After Northern Territory cop Zachary Rolfe was found not guilty of murdering 19-year-old Warlpiri man Kumanjayi Walker, the right wing press celebrated. “Justice was served” we were told over and over again.
Evidence submitted to the ongoing coronial inquest into Kumanjayi’s death is revealing the opposite—the systemic racism of the NT police; the collusion and lies of Zachary Rolfe and other police; and the outright gung-ho thuggery of Rolfe’s unit, the Immediate Response Team (IMT).
In an interview with The Australian in 2019 Rolfe declared, “I don’t care what race anyone is. All I care about is behaviour.” But Rolfe lied. Text messages submitted to the coronial inquest reveal he regularly referred to Aboriginal people in derogatory terms such as “coons” and “neanderthals”. There was even a text written about Kumanjayi that was “too offensive” to be read aloud in the court.
In the same interview Rolfe claimed, “I honestly have not witnessed racism among my colleagues.” Again he lied. Text messages submitted to the inquest revealed the depth of racism in the NT police.
“Who was the silly bitch?” says one cop to Rolfe. Rolfe responds, “Fuck knows. Some white bitch who thinks she’s Aboriginal.” The other cop replies, “Lying in the dirt pissed, doing a fuckin’ good impersonation.”

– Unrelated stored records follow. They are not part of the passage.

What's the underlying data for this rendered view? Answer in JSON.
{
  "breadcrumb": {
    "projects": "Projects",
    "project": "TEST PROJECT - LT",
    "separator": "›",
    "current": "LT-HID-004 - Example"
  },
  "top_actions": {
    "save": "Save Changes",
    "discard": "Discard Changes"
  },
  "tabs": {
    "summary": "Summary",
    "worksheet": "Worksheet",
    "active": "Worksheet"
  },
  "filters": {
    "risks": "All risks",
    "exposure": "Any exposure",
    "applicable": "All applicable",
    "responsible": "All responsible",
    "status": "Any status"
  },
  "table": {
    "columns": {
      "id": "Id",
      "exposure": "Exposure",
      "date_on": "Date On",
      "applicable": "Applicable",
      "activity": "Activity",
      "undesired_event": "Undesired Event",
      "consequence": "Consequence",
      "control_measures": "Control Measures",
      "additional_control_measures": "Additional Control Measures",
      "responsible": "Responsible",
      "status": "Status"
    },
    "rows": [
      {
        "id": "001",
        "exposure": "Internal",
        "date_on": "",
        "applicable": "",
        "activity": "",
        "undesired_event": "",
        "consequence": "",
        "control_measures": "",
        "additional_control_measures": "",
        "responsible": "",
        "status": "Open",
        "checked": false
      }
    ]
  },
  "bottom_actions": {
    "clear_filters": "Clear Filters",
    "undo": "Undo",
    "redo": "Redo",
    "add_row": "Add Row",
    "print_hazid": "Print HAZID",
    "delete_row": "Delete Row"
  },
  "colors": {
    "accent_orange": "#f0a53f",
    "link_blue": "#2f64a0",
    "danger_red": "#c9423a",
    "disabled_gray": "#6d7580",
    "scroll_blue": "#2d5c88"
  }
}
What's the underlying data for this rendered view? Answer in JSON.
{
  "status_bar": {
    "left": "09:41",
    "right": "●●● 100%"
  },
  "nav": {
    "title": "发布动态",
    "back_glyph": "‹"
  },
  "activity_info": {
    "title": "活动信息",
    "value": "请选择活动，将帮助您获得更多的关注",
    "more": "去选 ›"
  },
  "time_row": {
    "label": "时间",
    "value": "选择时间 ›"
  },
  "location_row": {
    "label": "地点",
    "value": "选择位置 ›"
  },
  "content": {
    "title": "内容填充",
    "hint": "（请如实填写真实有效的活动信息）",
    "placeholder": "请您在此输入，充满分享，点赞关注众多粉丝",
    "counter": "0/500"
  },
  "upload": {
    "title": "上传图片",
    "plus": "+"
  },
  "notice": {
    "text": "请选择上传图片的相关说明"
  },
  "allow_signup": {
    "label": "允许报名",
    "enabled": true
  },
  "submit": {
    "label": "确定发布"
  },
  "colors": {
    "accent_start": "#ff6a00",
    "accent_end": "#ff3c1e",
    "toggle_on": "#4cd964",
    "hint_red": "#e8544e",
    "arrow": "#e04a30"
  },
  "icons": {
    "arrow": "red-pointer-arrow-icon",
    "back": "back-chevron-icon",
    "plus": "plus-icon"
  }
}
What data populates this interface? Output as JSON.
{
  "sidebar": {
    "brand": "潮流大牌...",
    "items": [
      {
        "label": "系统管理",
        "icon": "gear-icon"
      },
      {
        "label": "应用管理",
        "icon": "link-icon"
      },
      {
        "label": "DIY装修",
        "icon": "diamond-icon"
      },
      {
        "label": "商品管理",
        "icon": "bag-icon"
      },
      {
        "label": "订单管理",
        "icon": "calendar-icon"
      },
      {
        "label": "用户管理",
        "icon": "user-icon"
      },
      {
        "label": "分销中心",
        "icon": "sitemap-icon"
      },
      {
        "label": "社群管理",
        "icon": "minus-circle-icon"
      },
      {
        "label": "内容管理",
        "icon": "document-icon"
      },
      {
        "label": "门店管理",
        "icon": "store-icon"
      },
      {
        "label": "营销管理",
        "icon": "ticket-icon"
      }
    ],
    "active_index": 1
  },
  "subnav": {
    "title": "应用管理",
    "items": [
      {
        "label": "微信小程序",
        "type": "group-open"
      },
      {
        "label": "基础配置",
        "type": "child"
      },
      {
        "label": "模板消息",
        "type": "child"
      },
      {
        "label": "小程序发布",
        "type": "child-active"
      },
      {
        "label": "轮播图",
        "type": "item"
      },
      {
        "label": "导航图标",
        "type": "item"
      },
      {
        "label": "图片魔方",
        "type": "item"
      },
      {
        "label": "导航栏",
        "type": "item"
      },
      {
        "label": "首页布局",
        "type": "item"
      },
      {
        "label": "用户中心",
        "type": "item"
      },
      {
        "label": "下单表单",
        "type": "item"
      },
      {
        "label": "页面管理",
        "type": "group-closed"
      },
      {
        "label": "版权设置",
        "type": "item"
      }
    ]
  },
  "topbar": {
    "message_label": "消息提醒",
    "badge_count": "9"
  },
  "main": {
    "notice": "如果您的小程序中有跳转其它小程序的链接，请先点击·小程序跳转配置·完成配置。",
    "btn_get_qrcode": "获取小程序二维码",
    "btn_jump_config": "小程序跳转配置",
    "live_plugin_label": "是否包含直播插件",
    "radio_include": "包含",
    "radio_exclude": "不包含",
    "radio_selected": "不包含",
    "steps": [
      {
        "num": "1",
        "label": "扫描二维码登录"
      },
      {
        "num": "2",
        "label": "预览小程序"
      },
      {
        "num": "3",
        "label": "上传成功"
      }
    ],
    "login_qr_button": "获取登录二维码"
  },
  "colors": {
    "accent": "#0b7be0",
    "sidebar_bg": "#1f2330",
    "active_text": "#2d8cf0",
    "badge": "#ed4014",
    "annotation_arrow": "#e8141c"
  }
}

In another exchange one cop says to Rolfe, “The cops out here have fucked this town. They have been letting the niggas drink wherever they want ha ha.” One of Rolfe’s superiors referred to Aboriginal people as “bush coons”.
The text messages also reveal the thuggery of the IMT. “It’s a sweet gig,” says Rolfe, you “just get to do cowboy stuff. No rules.”
In another message, Rolfe talks about having the “licence to towel locals” (meaning beat people up). In another text Rolfe says, “I’m out at Borroloola, a random community on the coast, ’cause they’re rioting. But we came up last time they did this and smashed the whole community. So, this time, as soon as we arrived, they started behaving.”
The IMT arrived in Yuendumu on the evening of Saturday 9 November 2019. They had been sent from Alice Springs as backup for the local police who were meant to arrest Kumanjayi. The local police had spoken to Kumanjayi’s family about giving himself up after attending his grandfather’s funeral that day.
Aboriginal community police officer Derek Williams told the inquest he thought the IMT was unnecessary as Kumanjayi was a “low risk” and that “there should have been no rush. He wasn’t a murderer”.
If Kumanjayi didn’t give himself up, the plan was to arrest him at 5am the morning after the funeral.
But not long after arriving in Yuendumu at 7pm on the Saturday, the IMT ignored the arrest plan and, under the cover of “intelligence gathering”, began entering premises armed with Glock pistols and tasers, while waving their AR15 assault rifle, and later a shotgun, outside. Not long after, at 7.22pm, Kumanyaji was shot three times by Rolfe.
Following a critical incident, the police involved are meant to be separated to prevent them from colluding on their story. But two days after the shooting, and before Rolfe had given his statement, Rolfe organised a “social gathering” at his house attended by fellow members of the IMT.
It was also revealed a fellow officer had sent Rolfe a text message with the acronym “IAMOPI”, which stands for “intent, ability, means, opportunity, preclusion …”, and was guidance about how evidence might be given.
Another text message has Rolfe telling a fellow officer he was happy to “make my camera face the other way” (referring to his body camera) if another officer is “losing their shit”.
Where is justice?
The coronial inquest is giving us a glimpse into how the system works to defend its underlings while systematically denying Aboriginal people justice.
After large protests erupted in Yuendumu and across Australia demanding “Justice for Walker”, authorities conceded to the pressure and charged Rolfe with murder. But once charged, the whole system worked in Rolfe’s favour.
Rolfe’s trial was moved to Darwin, 1500 kilometres from Yuendumu. No Aboriginal people were on the jury, even though they are about 30 per cent of the NT population.
The racist texts revealed by the coronial inquest were disallowed as evidence and were subject to media suppression orders.
Meanwhile, the whole right wing media establishment rallied to the defence of Rolfe. The police collusion was ignored.
The coronial inquest may deliver Kumanjayi’s family and the Yuendumu community some vindication but it will never deliver them real justice. That will only come from the struggles outside the established structures.
By Mark Gillespie